    Part of the reason for that is that the corporate sector saw the "death" of GM as a good thing, since auto makers typically deal with unions and they saw this as a great way to get rid of more organized labor. Unfortunately, by sitting back and doing nothing, the banks and corporate sector opened themselves up to having a different kind of investor come in. This one insisted on bankruptcy, that is making capitalists lose on the risks they took investing in the company, while not screwing over labor so much in the process.

    That is why conservatives hated the GM deal. It showed that investing in a company actually has risk that on occasion one has to deal with, and it didn't screw over workers as much as normal deals do. The investor class perhaps got more screwed than they might have in a private takeover, since those tend to be sweetheart deals that reward the useless as much as possible.
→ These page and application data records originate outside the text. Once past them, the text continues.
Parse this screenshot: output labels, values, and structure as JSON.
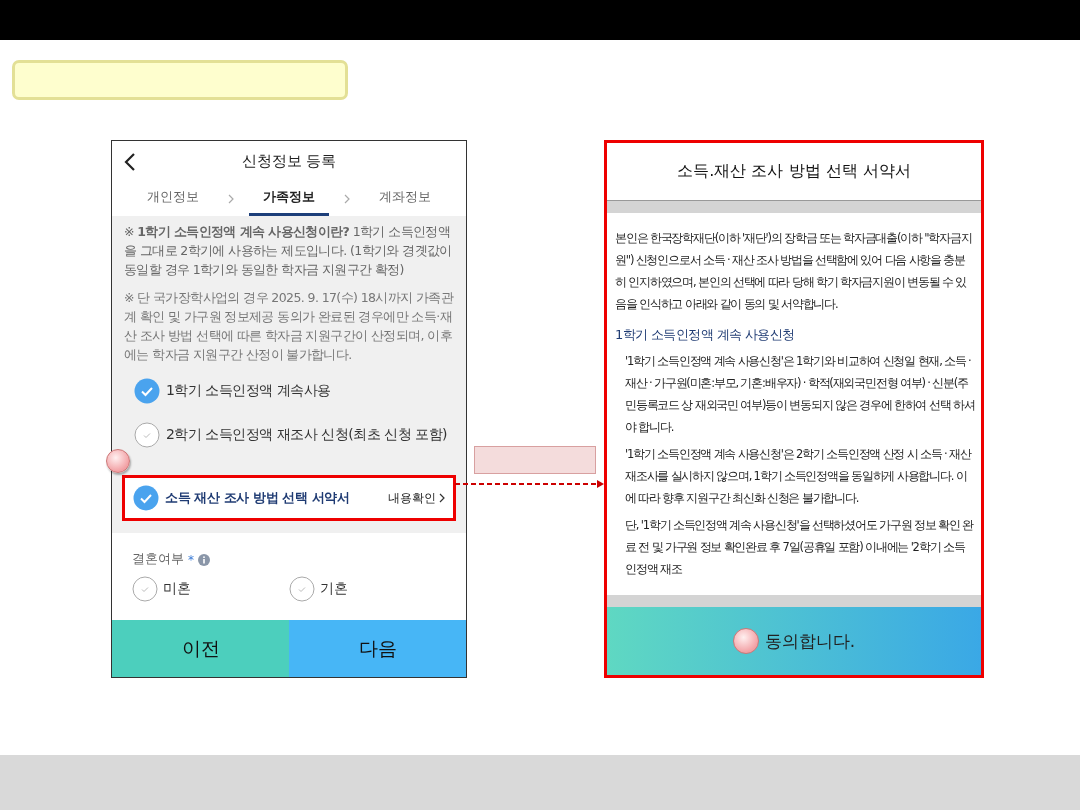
{
  "phone": {
    "title": "신청정보 등록",
    "steps": [
      {
        "label": "개인정보",
        "selected": false
      },
      {
        "label": "가족정보",
        "selected": true
      },
      {
        "label": "계좌정보",
        "selected": false
      }
    ],
    "notices": [
      {
        "kind": "highlight",
        "text": "※ **1학기 소득인정액 계속 사용신청이란?** 1학기 소득인정액을 그대로 2학기에 사용하는 제도입니다. (1학기와 경곗값이 동일할 경우 1학기와 동일한 학자금 지원구간 확정)"
      },
      {
        "kind": "plain",
        "text": "※ 단 국가장학사업의 경우 2025. 9. 17(수) 18시까지 가족관계 확인 및 가구원 정보제공 동의가 완료된 경우에만 소득·재산 조사 방법 선택에 따른 학자금 지원구간이 산정되며, 이후에는 학자금 지원구간 산정이 불가합니다."
      }
    ],
    "options": [
      {
        "label": "1학기 소득인정액 계속사용",
        "selected": true
      },
      {
        "label": "2학기 소득인정액 재조사 신청(최초 신청 포함)",
        "selected": false
      }
    ],
    "agreement": {
      "label": "소득 재산 조사 방법 선택 서약서",
      "checked": true,
      "link": "내용확인"
    },
    "marriage": {
      "label": "결혼여부",
      "required": "*",
      "options": [
        {
          "label": "미혼",
          "selected": false
        },
        {
          "label": "기혼",
          "selected": false
        }
      ]
    },
    "buttons": [
      {
        "kind": "prev",
        "label": "이전"
      },
      {
        "kind": "next",
        "label": "다음"
      }
    ]
  },
  "document": {
    "title": "소득.재산 조사 방법 선택 서약서",
    "intro": "본인은 한국장학재단(이하 '재단')의 장학금 또는 학자금대출(이하 \"학자금지원\") 신청인으로서 소득 · 재산 조사 방법을 선택함에 있어 다음 사항을 충분히 인지하였으며, 본인의 선택에 따라 당해 학기 학자금지원이 변동될 수 있음을 인식하고 아래와 같이 동의 및 서약합니다.",
    "section_title": "1학기 소득인정액 계속 사용신청",
    "paragraphs": [
      "'1학기 소득인정액 계속 사용신청'은 1학기와 비교하여 신청일 현재, 소득 · 재산 · 가구원(미혼:부모, 기혼:배우자) · 학적(재외국민전형 여부) · 신분(주민등록코드 상 재외국민 여부)등이 변동되지 않은 경우에 한하여 선택 하셔야 합니다.",
      "'1학기 소득인정액 계속 사용신청'은 2학기 소득인정액 산정 시 소득 · 재산 재조사를 실시하지 않으며, 1학기 소득인정액을 동일하게 사용합니다. 이에 따라 향후 지원구간 최신화 신청은 불가합니다.",
      "단, '1학기 소득인정액 계속 사용신청'을 선택하셨어도 가구원 정보 확인 완료 전 및 가구원 정보 확인완료 후 7일(공휴일 포함) 이내에는 '2학기 소득인정액 재조"
    ],
    "agree_button": "동의합니다."
  }
}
The government tried to get private industry to do the takeover themselves and for political reasons they didn't want to and their bluff got called. Sucks to be them. GM is profitable and, as promised, the government is now getting out of that business. They really hate it when something actually works because it flies in the face of the "government is broken and everything it ever touches is a hopeless mess all the time always and forever" meme they've got going on.

    This had absolutely nothing to do with an "execution" for misdeeds and is a terrible example except to get some more anti-Obama propaganda out there. If you want to criticize the man, I can think of a whole lot better and more worthy examples of doing so. Covering up the treasonous crimes of the previous administration, continuing a lot of them including NSA spying, continuing to negotiate "free trade" deals like the TPP, etc.--the list goes on.

FORTRAN is a good example of a language which is easier to parse using ad hoc techniques. -- D. Gries [What's good about it? Ed.]